Pragmatic clinical trials (PCTs) seek to improve the generalizability and increase the statistical power of traditional explanatory trials. They are a major tenet of comparative effectiveness research. While a powerful study design, PCTs have been limited by high cost, modest efficiency, and limited ability to fill relevant evidence gaps. Based on an American Reinvestment and Recovery Act (ARRA) supported meeting of national stakeholders, we propose several innovations and future research that could improve the efficiency and effectiveness of such studies focused in the U.S. Innovations discussed include optimizing the use of community based practices through partnership with Practice Based Research Networks (PBRNs), using information technology to simplify PCT subject recruitment, consent and randomization processes, and utilizing linkages to large administrative databases, such as Medicare, as a mechanism to capture outcomes and other important PCT variables with lower subject and research team burden. Testing and adaptation of such innovations to PCT are anticipated to improve the public health value of these increasingly important studies.

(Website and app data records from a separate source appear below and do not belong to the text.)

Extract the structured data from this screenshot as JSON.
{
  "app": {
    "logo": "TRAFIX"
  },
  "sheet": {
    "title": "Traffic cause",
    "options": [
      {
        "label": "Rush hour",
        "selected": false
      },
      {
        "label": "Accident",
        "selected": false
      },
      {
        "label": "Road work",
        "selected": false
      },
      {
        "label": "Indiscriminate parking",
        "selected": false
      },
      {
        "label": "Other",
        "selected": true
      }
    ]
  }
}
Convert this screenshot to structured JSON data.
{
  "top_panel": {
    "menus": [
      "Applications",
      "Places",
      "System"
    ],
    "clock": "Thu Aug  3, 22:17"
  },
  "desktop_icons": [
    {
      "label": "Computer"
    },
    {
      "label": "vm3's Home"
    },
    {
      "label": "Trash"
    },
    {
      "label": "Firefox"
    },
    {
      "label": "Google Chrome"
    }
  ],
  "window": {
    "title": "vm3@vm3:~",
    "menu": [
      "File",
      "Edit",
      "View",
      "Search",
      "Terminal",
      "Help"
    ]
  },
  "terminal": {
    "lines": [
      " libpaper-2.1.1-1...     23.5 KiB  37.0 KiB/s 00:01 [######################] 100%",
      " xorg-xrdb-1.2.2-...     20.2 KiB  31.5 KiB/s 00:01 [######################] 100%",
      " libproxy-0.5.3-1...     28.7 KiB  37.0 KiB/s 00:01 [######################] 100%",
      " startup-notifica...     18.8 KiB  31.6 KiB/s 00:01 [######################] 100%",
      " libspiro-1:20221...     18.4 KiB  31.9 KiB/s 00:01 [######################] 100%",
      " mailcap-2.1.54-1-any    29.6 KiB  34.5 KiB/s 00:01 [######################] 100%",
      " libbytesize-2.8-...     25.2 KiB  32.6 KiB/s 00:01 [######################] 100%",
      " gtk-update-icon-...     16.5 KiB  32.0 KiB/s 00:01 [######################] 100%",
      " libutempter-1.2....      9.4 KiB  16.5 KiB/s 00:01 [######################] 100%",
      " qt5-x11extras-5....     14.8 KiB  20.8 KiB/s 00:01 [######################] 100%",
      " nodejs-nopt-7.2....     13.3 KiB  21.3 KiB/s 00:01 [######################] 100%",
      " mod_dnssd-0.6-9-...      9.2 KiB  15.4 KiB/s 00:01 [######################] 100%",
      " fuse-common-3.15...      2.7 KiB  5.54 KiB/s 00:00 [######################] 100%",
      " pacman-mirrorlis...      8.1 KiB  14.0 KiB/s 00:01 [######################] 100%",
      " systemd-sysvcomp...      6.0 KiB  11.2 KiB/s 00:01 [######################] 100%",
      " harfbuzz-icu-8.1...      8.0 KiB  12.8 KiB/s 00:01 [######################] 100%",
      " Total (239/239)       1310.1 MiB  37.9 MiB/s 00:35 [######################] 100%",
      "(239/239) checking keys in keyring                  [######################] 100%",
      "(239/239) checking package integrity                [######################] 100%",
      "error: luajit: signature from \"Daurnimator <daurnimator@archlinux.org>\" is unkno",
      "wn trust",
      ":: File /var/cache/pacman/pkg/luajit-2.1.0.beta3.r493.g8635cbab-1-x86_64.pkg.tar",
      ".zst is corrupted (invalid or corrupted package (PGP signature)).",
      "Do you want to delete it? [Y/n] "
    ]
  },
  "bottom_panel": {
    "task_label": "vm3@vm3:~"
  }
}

Age Factors, American Recovery and Reinvestment Act, Clinical Trials as Topic, Community Health Services, Comparative Effectiveness Research, Efficiency, Organizational, Humans, Internet, Outcome Assessment (Health Care), United States